(Data under study begins)

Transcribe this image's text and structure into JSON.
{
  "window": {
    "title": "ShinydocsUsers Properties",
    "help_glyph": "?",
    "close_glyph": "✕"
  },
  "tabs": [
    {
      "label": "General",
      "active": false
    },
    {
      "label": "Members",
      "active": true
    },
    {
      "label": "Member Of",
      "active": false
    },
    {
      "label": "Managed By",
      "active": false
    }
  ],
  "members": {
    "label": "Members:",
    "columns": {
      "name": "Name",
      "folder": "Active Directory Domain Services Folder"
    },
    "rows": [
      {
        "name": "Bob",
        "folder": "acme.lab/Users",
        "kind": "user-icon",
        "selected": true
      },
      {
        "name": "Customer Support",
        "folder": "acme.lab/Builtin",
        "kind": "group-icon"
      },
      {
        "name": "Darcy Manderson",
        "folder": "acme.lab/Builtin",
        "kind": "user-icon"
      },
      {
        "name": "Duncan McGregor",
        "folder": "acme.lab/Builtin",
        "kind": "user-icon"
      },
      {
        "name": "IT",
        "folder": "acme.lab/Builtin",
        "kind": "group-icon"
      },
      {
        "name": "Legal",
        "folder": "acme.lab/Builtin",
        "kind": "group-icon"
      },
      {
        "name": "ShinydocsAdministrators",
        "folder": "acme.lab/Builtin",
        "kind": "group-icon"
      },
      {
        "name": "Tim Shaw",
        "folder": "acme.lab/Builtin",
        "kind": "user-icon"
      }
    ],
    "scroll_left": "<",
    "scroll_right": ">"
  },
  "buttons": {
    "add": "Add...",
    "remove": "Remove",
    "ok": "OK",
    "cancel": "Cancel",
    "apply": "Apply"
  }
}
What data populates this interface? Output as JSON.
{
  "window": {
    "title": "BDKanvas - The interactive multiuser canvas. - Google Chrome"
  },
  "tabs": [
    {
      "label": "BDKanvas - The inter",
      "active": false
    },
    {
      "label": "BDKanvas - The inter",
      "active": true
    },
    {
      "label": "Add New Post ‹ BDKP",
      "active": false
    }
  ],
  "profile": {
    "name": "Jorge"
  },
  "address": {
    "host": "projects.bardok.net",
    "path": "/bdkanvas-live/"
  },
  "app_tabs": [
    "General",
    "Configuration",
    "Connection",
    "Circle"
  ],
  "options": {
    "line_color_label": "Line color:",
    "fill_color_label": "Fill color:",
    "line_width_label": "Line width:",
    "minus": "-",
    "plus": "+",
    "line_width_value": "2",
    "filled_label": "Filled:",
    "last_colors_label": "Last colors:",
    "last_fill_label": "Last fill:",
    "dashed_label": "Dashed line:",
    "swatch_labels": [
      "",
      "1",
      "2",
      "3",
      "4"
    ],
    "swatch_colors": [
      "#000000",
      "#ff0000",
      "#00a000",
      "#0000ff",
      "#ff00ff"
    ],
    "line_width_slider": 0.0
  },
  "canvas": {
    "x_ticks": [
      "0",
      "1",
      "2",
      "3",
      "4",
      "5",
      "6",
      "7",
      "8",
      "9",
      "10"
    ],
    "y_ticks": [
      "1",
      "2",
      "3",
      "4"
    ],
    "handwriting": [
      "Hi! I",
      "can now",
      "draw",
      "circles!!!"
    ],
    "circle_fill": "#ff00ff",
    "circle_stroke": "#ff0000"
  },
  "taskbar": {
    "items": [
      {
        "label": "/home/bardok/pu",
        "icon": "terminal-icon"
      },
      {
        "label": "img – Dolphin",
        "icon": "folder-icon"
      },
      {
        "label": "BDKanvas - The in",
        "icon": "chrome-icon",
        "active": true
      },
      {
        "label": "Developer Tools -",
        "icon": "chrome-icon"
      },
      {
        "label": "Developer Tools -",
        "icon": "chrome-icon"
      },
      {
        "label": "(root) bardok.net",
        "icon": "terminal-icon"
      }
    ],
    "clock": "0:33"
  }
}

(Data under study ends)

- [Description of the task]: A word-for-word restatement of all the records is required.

- [Answer below]:
Transcribe this image's text and structure into JSON.
{
  "window": {
    "title": "ShinydocsUsers Properties",
    "help_glyph": "?",
    "close_glyph": "✕"
  },
  "tabs": [
    {
      "label": "General",
      "active": false
    },
    {
      "label": "Members",
      "active": true
    },
    {
      "label": "Member Of",
      "active": false
    },
    {
      "label": "Managed By",
      "active": false
    }
  ],
  "members": {
    "label": "Members:",
    "columns": {
      "name": "Name",
      "folder": "Active Directory Domain Services Folder"
    },
    "rows": [
      {
        "name": "Bob",
        "folder": "acme.lab/Users",
        "kind": "user-icon",
        "selected": true
      },
      {
        "name": "Customer Support",
        "folder": "acme.lab/Builtin",
        "kind": "group-icon"
      },
      {
        "name": "Darcy Manderson",
        "folder": "acme.lab/Builtin",
        "kind": "user-icon"
      },
      {
        "name": "Duncan McGregor",
        "folder": "acme.lab/Builtin",
        "kind": "user-icon"
      },
      {
        "name": "IT",
        "folder": "acme.lab/Builtin",
        "kind": "group-icon"
      },
      {
        "name": "Legal",
        "folder": "acme.lab/Builtin",
        "kind": "group-icon"
      },
      {
        "name": "ShinydocsAdministrators",
        "folder": "acme.lab/Builtin",
        "kind": "group-icon"
      },
      {
        "name": "Tim Shaw",
        "folder": "acme.lab/Builtin",
        "kind": "user-icon"
      }
    ],
    "scroll_left": "<",
    "scroll_right": ">"
  },
  "buttons": {
    "add": "Add...",
    "remove": "Remove",
    "ok": "OK",
    "cancel": "Cancel",
    "apply": "Apply"
  }
}
What data populates this interface? Output as JSON.
{
  "window": {
    "title": "BDKanvas - The interactive multiuser canvas. - Google Chrome"
  },
  "tabs": [
    {
      "label": "BDKanvas - The inter",
      "active": false
    },
    {
      "label": "BDKanvas - The inter",
      "active": true
    },
    {
      "label": "Add New Post ‹ BDKP",
      "active": false
    }
  ],
  "profile": {
    "name": "Jorge"
  },
  "address": {
    "host": "projects.bardok.net",
    "path": "/bdkanvas-live/"
  },
  "app_tabs": [
    "General",
    "Configuration",
    "Connection",
    "Circle"
  ],
  "options": {
    "line_color_label": "Line color:",
    "fill_color_label": "Fill color:",
    "line_width_label": "Line width:",
    "minus": "-",
    "plus": "+",
    "line_width_value": "2",
    "filled_label": "Filled:",
    "last_colors_label": "Last colors:",
    "last_fill_label": "Last fill:",
    "dashed_label": "Dashed line:",
    "swatch_labels": [
      "",
      "1",
      "2",
      "3",
      "4"
    ],
    "swatch_colors": [
      "#000000",
      "#ff0000",
      "#00a000",
      "#0000ff",
      "#ff00ff"
    ],
    "line_width_slider": 0.0
  },
  "canvas": {
    "x_ticks": [
      "0",
      "1",
      "2",
      "3",
      "4",
      "5",
      "6",
      "7",
      "8",
      "9",
      "10"
    ],
    "y_ticks": [
      "1",
      "2",
      "3",
      "4"
    ],
    "handwriting": [
      "Hi! I",
      "can now",
      "draw",
      "circles!!!"
    ],
    "circle_fill": "#ff00ff",
    "circle_stroke": "#ff0000"
  },
  "taskbar": {
    "items": [
      {
        "label": "/home/bardok/pu",
        "icon": "terminal-icon"
      },
      {
        "label": "img – Dolphin",
        "icon": "folder-icon"
      },
      {
        "label": "BDKanvas - The in",
        "icon": "chrome-icon",
        "active": true
      },
      {
        "label": "Developer Tools -",
        "icon": "chrome-icon"
      },
      {
        "label": "Developer Tools -",
        "icon": "chrome-icon"
      },
      {
        "label": "(root) bardok.net",
        "icon": "terminal-icon"
      }
    ],
    "clock": "0:33"
  }
}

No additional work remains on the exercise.